A second stage in the history of qabbalistic eschatology began with the appearance of the Zohar (completed in approximately 1300), which describes the afterlife in terms of the separate fates of the three parts of the soul, the nefesh, the ruah: , and the neshamah. Since only the first two were considered to be susceptible to sin, they alone were subject to punishment. The neshamah in its unsullied state was believed to be stored up after death in a special place, often called the tseror ha-h: ayyim, “the bundle of life” (a term borrowed from 1 Samuel 25:29), which was sometimes identified with one of the sefirot. Because the doctrine of the preexistence of the soul was also widely accepted in these qabbalistic circles, the soul’s final sojourn among the sefirot could be seen as simply a return to its birthplace.

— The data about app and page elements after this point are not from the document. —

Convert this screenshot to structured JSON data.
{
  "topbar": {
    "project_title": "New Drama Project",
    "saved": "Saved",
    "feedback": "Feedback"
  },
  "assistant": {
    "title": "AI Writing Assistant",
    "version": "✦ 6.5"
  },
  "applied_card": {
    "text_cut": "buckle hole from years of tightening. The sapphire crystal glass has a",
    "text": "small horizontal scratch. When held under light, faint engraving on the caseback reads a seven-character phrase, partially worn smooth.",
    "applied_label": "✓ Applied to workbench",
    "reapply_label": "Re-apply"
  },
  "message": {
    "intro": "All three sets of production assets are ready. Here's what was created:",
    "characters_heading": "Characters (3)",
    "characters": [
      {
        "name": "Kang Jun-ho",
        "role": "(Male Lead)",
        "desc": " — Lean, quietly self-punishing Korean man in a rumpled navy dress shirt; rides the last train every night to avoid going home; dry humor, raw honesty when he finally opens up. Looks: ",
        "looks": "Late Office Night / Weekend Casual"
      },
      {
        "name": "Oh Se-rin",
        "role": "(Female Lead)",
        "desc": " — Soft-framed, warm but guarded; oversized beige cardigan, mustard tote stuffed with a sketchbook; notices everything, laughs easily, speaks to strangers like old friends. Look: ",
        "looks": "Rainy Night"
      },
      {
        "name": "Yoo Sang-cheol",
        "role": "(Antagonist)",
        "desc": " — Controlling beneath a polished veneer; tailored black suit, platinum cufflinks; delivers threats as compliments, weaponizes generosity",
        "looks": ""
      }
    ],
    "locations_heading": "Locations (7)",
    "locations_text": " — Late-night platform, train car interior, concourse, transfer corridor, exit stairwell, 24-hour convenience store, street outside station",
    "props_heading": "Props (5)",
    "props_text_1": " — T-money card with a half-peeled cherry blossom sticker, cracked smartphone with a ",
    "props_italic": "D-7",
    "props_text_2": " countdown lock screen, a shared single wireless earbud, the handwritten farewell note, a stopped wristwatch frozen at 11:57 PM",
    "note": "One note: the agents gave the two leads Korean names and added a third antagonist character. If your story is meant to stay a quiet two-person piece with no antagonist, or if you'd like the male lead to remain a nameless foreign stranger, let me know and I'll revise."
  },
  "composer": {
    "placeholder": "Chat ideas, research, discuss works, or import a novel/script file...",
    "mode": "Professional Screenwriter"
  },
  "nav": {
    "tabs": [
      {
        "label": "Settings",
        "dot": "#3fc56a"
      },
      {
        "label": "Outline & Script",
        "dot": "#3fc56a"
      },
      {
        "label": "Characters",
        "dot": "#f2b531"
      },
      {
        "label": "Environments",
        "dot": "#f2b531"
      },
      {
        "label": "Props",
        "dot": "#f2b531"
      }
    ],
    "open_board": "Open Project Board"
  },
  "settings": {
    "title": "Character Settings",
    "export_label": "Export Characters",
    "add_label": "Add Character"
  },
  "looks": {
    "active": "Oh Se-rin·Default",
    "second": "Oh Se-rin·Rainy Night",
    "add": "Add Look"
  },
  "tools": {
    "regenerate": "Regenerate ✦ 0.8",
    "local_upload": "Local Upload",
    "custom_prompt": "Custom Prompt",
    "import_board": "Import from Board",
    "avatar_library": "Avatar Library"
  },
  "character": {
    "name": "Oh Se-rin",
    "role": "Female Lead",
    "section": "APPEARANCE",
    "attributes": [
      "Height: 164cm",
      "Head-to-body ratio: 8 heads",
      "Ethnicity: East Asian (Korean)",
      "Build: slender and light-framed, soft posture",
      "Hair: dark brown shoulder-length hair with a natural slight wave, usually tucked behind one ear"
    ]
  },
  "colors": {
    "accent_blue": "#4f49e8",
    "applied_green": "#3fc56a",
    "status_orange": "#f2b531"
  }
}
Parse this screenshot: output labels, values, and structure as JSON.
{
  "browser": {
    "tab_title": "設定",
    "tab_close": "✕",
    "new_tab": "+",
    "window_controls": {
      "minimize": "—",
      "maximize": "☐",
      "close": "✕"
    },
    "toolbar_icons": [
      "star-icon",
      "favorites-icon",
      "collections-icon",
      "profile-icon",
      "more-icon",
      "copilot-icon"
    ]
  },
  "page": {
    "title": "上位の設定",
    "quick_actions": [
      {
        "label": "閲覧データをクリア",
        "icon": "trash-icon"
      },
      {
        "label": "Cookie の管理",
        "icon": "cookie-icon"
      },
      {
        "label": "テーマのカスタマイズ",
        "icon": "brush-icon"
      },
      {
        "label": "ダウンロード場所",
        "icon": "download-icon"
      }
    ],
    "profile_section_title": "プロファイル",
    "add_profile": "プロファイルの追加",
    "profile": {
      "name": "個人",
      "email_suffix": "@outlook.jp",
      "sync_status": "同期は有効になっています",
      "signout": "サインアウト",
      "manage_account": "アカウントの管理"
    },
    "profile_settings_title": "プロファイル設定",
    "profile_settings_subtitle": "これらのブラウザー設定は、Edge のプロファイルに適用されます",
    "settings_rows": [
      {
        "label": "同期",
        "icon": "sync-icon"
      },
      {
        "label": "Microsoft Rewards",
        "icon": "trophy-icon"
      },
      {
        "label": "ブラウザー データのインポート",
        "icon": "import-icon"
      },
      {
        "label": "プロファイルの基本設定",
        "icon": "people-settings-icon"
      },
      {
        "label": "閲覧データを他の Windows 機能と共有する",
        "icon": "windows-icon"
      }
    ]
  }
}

Probably the most unusual aspect of qabbalistic eschatology is the belief in gilgul, or metempsychosis, the transmigration of souls after death. This belief gained increasing prominence in qabbalistic thought from the thirteenth century onward. Originally considered a unique punishment for extraordinary sins (particularly of a sexual kind), gilgul came to be viewed, paradoxically, as an exemplary instance of God’s mercy, since the chance to be reborn gave its victims an opportunity to correct their sins and thus restore themselves as spiritual beings. As a form of punishment, however, the concept of gilgul conflicted with the idea of Geihinnom—a conflict that was never successfully resolved—and in later Qabbalah, the notion of gilgul gradually became a principle wherein everything in the world, from inorganic matter to the angels, was believed to be in a state of constant flux and metamorphosis. Thus, in order to repair the damage they had done in their earlier existence, certain souls were supposed to have been reincarnated at later moments in history that were similar to those in which they had first lived; accordingly, David, Bathsheba, and Uriah were considered to be the gilgulim of Adam, Eve, and the serpent; Moses and Jethro, those of Cain and Abel. In the later Middle Ages, the notion of transmigration was eventually absorbed into folk belief. By the sixteenth century, the dibbuq (dybbuk), which originally was simply the name for a demon, had come to represent a soul whose sins were so enormous that they could not be repaired even through gilgul. The poor soul consequently wandered through the world in desperate search of refuge in helpless living persons, whom it subsequently possessed and tormented.